Keeping pictures out of the copy, restate each record word for word.
══ Data under study
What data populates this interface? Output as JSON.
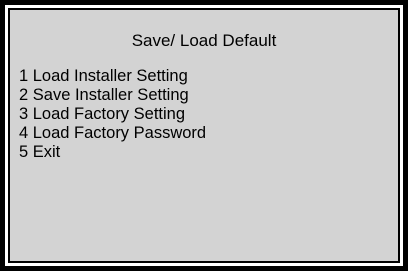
{
  "screen": {
    "title": "Save/ Load Default",
    "menu_items": [
      "1 Load Installer Setting",
      "2 Save Installer Setting",
      "3 Load Factory Setting",
      "4 Load Factory Password",
      "5 Exit"
    ]
  },
  "colors": {
    "frame": "#000000",
    "background": "#d3d3d3",
    "text": "#000000"
  }
}
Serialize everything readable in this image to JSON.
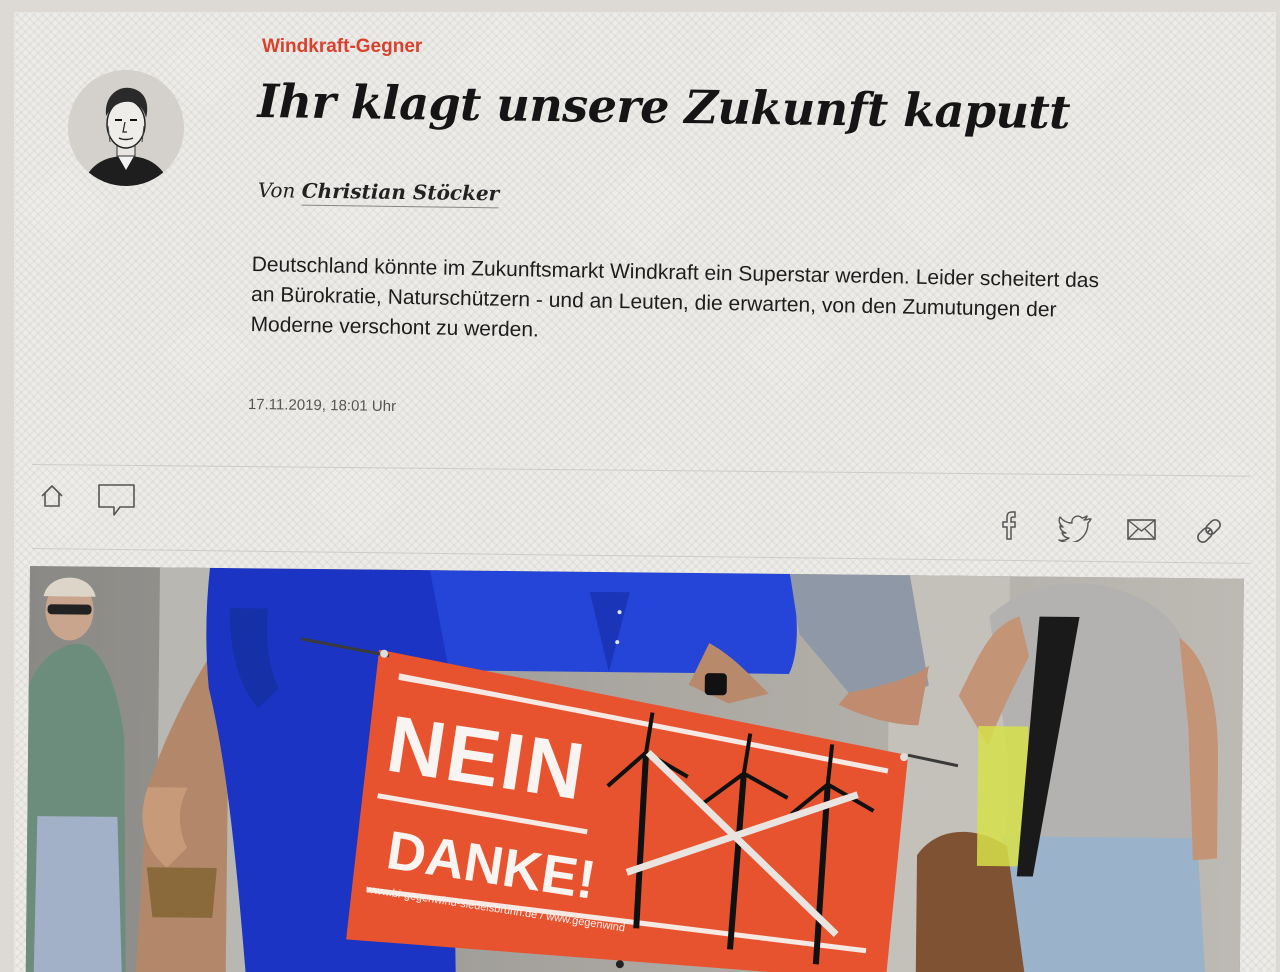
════
| Answer to this problem |
What data populates this interface? Output as JSON.
{
  "screen": {
    "title": "Save/ Load Default",
    "menu_items": [
      "1 Load Installer Setting",
      "2 Save Installer Setting",
      "3 Load Factory Setting",
      "4 Load Factory Password",
      "5 Exit"
    ]
  },
  "colors": {
    "frame": "#000000",
    "background": "#d3d3d3",
    "text": "#000000"
  }
}
Serialize everything readable in this image to JSON.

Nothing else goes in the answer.